  • Was going to mention the caching of the right-to-elevate as a potential risk: an unknown script could potentially contain a sudo command that will go unchallenged, but unless the writer could be moderately sure you will have issued a sudo command recently, in normal circumstances it would ask for the password which should be a red-alert that something odd is happening. – TripeHound Nov 10 '15 at 15:49
  • @TripeHound Alternatively, you step away from the computer for a bathroom break, having just authorised a sudo command, and someone else steps in. I don't see a distinction in risks between potential or otherwise - the word risk merely implies that there is some non-zero probability of an undesirable outcome. Yes, in normal circumstances you would notice the password request. Does your attacker, who planted that script on 1000 computers and doesn't have a specific target in mind, care? – Jon Bentley Nov 10 '15 at 17:42
0

My opinion-based answer, because everything would have to be proven mathematically, and from that I have no idea. ;)

Two accounts one with groups adm and sudo, means one account have the right to execute commands with sudo rights. One without this privileges.

  • If you have cracked the password for the non-privileged account, then you still have to crack the password for the privileged account now. -> Advantage in comparison with only one account
  • If you have cracked the privileged account. -> No advantage in comparison with only one account

The probability is 50% if you do not respect the intelligence of the attacker.

From my perspective, it's theoretical a very little security benefit and belongs more to the realm of probability theory. But the loss of convenience increases disproportionately. It depends on how smart the attacker is. Do not underestimate this intelligence. That's a false sense of security.

In other words, no, it brings you no measurable benefit, but you lose a lot of convenience. At the end everyone must decide for themselves.

0

I run exactly like that: One user where I do my user stuff and one user where I do only admin stuff an no user stuff.
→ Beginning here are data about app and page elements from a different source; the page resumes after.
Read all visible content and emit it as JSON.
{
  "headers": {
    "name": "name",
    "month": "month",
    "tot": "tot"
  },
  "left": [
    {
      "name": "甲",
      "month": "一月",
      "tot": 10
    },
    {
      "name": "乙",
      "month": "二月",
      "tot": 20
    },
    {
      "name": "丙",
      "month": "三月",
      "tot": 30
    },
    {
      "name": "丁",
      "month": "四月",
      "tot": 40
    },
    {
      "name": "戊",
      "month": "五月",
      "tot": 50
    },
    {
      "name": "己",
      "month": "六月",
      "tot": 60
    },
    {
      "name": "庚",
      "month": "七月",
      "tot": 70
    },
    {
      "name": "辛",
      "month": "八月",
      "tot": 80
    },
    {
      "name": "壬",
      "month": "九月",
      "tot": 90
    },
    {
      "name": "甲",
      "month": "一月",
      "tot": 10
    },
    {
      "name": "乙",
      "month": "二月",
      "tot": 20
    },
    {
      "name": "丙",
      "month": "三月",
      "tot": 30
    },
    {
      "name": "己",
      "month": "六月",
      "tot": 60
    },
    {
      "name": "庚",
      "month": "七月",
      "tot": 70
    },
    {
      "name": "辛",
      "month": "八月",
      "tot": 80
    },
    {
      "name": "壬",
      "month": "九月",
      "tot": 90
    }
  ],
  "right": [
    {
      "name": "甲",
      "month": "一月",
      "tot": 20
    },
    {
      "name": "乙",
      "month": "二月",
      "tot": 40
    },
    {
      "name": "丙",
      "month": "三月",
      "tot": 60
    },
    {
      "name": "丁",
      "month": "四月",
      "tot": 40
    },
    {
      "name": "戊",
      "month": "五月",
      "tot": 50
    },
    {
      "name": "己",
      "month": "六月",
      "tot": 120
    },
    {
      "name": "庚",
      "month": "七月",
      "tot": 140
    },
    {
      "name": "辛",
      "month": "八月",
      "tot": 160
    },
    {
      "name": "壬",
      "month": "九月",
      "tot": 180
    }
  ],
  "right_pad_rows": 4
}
Even the command prompts are different: users have a green prompt and admins a red one!

Why?

The user had its own settings for all of the applications that I use separate from the admin user, which allows you to:

  1. Debug whether an issue is user-related or system related
  2. Have the admin account as a backup user account instead of the guest account and root account if anything goes really wrong with your user settings and you cannot log on any more.
  3. keep admin docs and user docs separated in their respective home directories if you choose to do so.
  4. No effect when typing an accidental sudo before a command.
  5. No way to actually see what a normal user is not supposed to see.
  6. No way of hitting a user privilege escalation bug. (there have been a few in the past)
  7. Be a "normal user" just like all the other users on your computer and know what the advantages/disadvantages are.
  • Okay, but having "admin docs" (which I don't really have) and "user docs" separated is a big downside in my opinion, as I always want to have all my data in one place (plus backups of course). Same for settings. They're basically the same, I even use the same Firefox/Thunderbird profiles from a shared directory. And there are other normal user accounts from other family members etc. as well, I'm just talking about my owns. I'm looking forward to further explanations as promised in (4.), but you did not really convince me yet, rather the opposite. :-/ – Byte Commander Nov 10 '15 at 12:46
  • Been busy with RL. Seems like you have an accepted answer already, but added some more reasons as promised! ;-) – Fabby Nov 10 '15 at 23:35
  • 1
    Now it's worth an upgoat! :D – Byte Commander Nov 11 '15 at 13:27

Your Answer

By clicking “Post Your Answer”, you agree to our terms of service, privacy policy and cookie policy

Not the answer you're looking for? Browse other questions tagged or ask your own question.